Anyway, it looks like Hulkenberg’s future employment prospects may not have improved in F1 as a result of leading Porsche’s C-team to the win. While some reporters say that Hulkenberg hasn’t denied getting interest from top team, no one has been able to figure out who actually wants the Hulk.
One rumour that is being kicked around is Ferrari’s continuing interest in Hulkenberg. With Raikkonen’s contract expiring at the end of this season and a contract renewal seeming less likely with every race, Ferrari will need a replacement and the Hulk has been coveted by Maranello for some time. If Raikkonen comes back, Ferrari customer team Haas F1 could become a temporary stop for Hulkenberg until he moves to the big team.

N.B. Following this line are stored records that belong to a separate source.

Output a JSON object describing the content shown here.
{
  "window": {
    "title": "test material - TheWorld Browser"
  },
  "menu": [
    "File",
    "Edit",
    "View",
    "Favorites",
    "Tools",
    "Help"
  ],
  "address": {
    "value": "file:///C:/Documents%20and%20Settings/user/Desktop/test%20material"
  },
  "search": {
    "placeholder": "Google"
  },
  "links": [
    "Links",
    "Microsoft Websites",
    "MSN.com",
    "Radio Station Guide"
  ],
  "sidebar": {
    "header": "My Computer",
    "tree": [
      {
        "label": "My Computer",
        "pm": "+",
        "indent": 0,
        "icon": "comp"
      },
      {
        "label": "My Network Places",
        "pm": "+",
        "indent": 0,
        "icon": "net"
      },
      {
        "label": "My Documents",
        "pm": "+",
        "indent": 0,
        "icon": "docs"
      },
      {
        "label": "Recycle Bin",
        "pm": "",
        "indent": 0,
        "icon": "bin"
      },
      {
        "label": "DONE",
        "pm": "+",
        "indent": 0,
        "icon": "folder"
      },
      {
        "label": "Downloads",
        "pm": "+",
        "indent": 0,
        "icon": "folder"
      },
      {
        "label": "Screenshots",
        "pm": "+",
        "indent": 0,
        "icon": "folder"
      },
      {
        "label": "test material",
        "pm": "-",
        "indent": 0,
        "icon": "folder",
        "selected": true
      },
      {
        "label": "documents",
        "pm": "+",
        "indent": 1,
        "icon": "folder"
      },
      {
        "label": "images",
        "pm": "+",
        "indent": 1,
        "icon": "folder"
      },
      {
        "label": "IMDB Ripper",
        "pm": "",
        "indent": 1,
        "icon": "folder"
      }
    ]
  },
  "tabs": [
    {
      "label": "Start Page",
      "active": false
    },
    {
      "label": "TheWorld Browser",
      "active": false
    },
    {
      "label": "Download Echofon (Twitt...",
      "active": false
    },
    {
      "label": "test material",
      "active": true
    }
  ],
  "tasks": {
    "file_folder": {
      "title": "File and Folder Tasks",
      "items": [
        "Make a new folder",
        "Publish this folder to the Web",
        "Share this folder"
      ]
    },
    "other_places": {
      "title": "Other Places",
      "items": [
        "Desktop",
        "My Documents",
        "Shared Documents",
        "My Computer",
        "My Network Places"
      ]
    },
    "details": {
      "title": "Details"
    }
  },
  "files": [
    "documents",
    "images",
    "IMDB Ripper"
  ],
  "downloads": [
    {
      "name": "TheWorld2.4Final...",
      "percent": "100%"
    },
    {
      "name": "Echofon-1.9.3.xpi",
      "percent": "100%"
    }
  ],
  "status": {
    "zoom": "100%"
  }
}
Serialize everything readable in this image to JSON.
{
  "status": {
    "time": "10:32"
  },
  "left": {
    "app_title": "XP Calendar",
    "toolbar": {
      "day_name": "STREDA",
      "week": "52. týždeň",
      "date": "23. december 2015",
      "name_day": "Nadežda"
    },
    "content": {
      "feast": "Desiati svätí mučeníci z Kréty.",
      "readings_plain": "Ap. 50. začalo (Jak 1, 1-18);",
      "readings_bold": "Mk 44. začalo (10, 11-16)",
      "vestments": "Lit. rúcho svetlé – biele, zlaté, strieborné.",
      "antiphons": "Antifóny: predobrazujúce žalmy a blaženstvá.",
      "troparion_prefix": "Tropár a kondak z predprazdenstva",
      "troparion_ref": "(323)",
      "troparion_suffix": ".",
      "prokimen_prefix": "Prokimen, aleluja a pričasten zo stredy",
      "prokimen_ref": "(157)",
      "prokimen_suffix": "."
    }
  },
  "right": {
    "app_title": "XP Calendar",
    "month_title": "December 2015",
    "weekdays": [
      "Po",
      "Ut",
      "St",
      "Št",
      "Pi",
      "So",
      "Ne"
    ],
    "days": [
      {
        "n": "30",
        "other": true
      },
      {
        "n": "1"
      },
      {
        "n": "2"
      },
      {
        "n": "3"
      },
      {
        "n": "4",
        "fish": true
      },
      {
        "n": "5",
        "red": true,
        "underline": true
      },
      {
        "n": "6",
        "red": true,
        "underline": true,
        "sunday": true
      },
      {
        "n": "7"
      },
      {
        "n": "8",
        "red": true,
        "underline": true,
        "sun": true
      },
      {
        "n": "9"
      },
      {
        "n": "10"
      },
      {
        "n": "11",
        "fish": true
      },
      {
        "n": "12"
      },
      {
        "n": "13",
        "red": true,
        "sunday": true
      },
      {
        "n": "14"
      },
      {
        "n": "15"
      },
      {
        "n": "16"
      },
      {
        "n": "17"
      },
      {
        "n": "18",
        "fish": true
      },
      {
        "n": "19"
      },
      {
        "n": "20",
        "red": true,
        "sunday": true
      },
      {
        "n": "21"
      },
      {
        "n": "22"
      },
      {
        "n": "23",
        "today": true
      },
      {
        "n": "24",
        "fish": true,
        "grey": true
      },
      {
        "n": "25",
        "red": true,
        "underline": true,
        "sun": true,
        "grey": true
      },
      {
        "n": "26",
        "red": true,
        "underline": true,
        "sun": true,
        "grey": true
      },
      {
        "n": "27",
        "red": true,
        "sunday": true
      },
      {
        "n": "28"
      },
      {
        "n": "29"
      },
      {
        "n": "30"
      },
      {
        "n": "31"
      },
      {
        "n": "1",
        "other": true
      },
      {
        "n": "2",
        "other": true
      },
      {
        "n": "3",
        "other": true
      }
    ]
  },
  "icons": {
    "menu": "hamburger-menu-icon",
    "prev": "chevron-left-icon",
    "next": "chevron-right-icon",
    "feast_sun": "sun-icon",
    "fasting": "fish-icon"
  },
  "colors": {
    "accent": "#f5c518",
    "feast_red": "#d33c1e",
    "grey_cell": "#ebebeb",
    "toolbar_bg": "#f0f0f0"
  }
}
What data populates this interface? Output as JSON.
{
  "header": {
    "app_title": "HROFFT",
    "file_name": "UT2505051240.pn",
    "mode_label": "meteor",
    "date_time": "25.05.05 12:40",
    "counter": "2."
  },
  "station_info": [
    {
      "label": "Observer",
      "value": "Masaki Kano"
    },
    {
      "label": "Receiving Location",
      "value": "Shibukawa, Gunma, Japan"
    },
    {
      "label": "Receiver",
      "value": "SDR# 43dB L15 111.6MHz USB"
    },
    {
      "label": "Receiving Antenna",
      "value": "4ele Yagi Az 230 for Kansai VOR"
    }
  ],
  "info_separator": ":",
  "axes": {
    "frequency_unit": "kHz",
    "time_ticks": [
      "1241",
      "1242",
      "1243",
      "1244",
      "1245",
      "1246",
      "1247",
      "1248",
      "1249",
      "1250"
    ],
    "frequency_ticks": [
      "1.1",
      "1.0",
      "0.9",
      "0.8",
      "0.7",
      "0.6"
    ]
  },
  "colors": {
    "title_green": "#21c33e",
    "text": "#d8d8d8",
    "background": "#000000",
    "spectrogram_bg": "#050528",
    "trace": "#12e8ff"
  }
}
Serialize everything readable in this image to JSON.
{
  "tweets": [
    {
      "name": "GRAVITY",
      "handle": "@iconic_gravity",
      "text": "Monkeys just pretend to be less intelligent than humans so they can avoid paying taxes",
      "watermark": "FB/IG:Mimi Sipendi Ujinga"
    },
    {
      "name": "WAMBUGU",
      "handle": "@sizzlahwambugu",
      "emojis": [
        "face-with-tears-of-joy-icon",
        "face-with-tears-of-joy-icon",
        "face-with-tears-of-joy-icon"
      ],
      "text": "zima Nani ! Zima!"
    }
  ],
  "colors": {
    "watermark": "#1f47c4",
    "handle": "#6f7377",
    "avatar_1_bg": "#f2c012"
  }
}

The next round of the 2015 Formula One World Championship is in two weeks’ time as everyone comes home. Okay, all but three teams will be coming home for their home race. Seven of Formula One’s ten teams and three of the twenty drivers are British so there will be a lot of home support as F1 goes to Silverstone for the British Grand Prix.
So the two Mercedes are going to be battling up front for the win. That much is certain. The real interest will come from the battle between Ferrari and Williams. While Ferrari is probably quicker on the whole, the high-speed Silverstone Circuit would favour the Williams. We saw how good they were in Austria and it only gets faster at Silverstone
In the meantime, there is an in-season test at the Red Bull Ring this week. We’ll have our test coverage and analysis next week.